No spring training decision looms larger than what to do at the back of the rotation. CC Sabathia and Hiroki Kuroda have the big contracts and the past success to suggest they’re locked into rotation spots (clearly Sabathia’s the Opening Day starter), and the Yankees obviously didn’t trade Jesus Montero with plans of acquiring a Triple-A pitcher, and they certainly didn’t witness Ivan Nova’s breakout season with plans of moving him to the bullpen. There is still some development to be done with Pineda, and Nova’s all-but-locked-in status is based on a little more than two months in the big leagues, but for now, logic dictates that Sabathia, Kuroda, Pineda and Nova are heavy front runners for four spots.
That leaves Phil Hughes, Freddy Garcia and A.J. Burnett. Three very different cases for one available spot.
Best-case scenario is that Hughes forces the Yankees’ hand with a terrific spring training, then cements his spot with a living-up-to-expectations regular season. Hughes is still just 25 years old, less than two years older than Dellin Betances. Injuries have been a problem, and Hughes has yet to find consistency at the big league level, but there’s still time for him to become a long-term fixture in the rotation. He changed his training program this winter and is apparently in much better shape than he was last spring. Big picture: Having Hughes win a spot in the rotatoin may be what’s best for the Yankees future.
Signed to a minor league contract at this time last year, Garcia earned a $4-million deal after pitching to a 3.62 ERA last season. Short-term, Garcia might be the safest choice. He is what he is: Not overwhelming or overpowering, but experienced and effective. Even with a step back from last season, Garcia would still be a solid fifth starter. And there’s always the chance he’ll repeat last year’s results and pitch more like a No. 3. Short-term: Having Garcia in the rotation and Hughes in the bullpen could improve every facet of the pitching staff.

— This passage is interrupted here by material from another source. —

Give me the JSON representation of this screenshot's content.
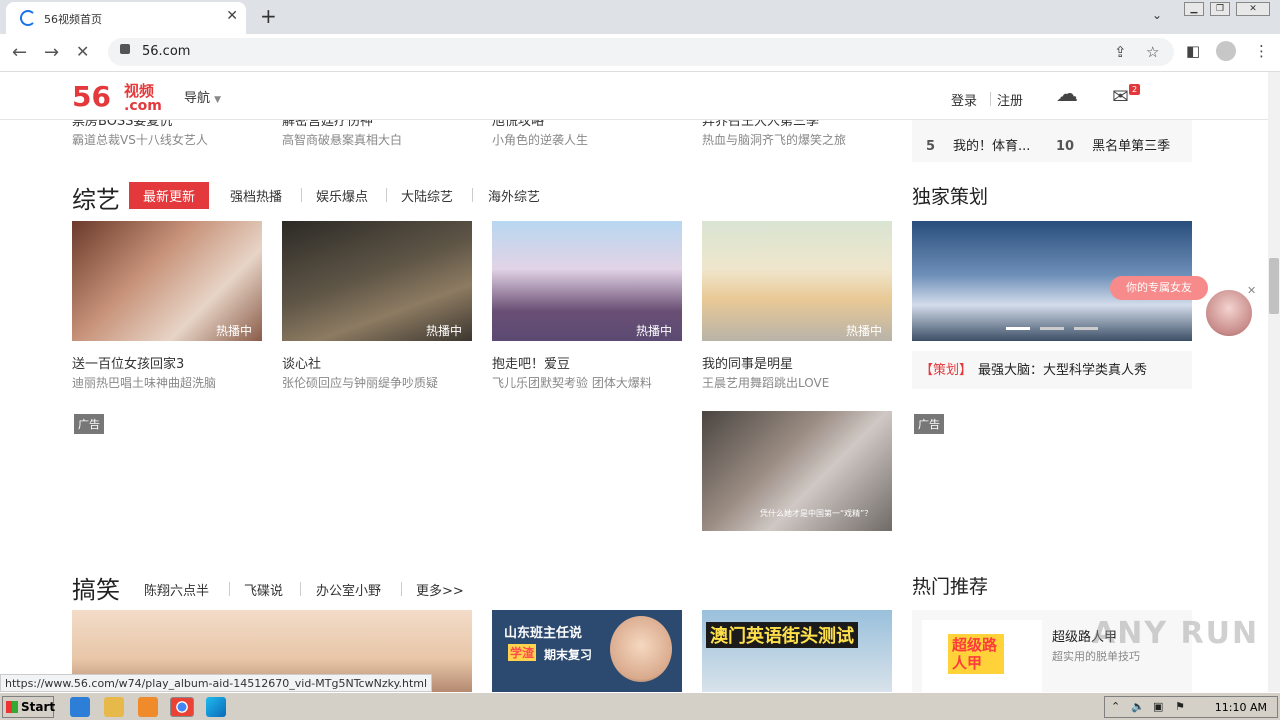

At this point, there’s a solid chance Burnett won’t actually be a part of this conversation by the time pitchers and catchers report to spring training. After two disappointing seasons — when the lows were about as low as you can get — Burnett seems to be on his way out. The Yankees would like to dump part of his contract and use the money to sign a hitter or two. If they can’t pull off a trade, though, Burnett will remain in the picture. His early-season results have been pretty good the past two years, so don’t rule out a strong spring that forces the Yankees to at least consider Burnett in the fifth spot.
Associated Press photo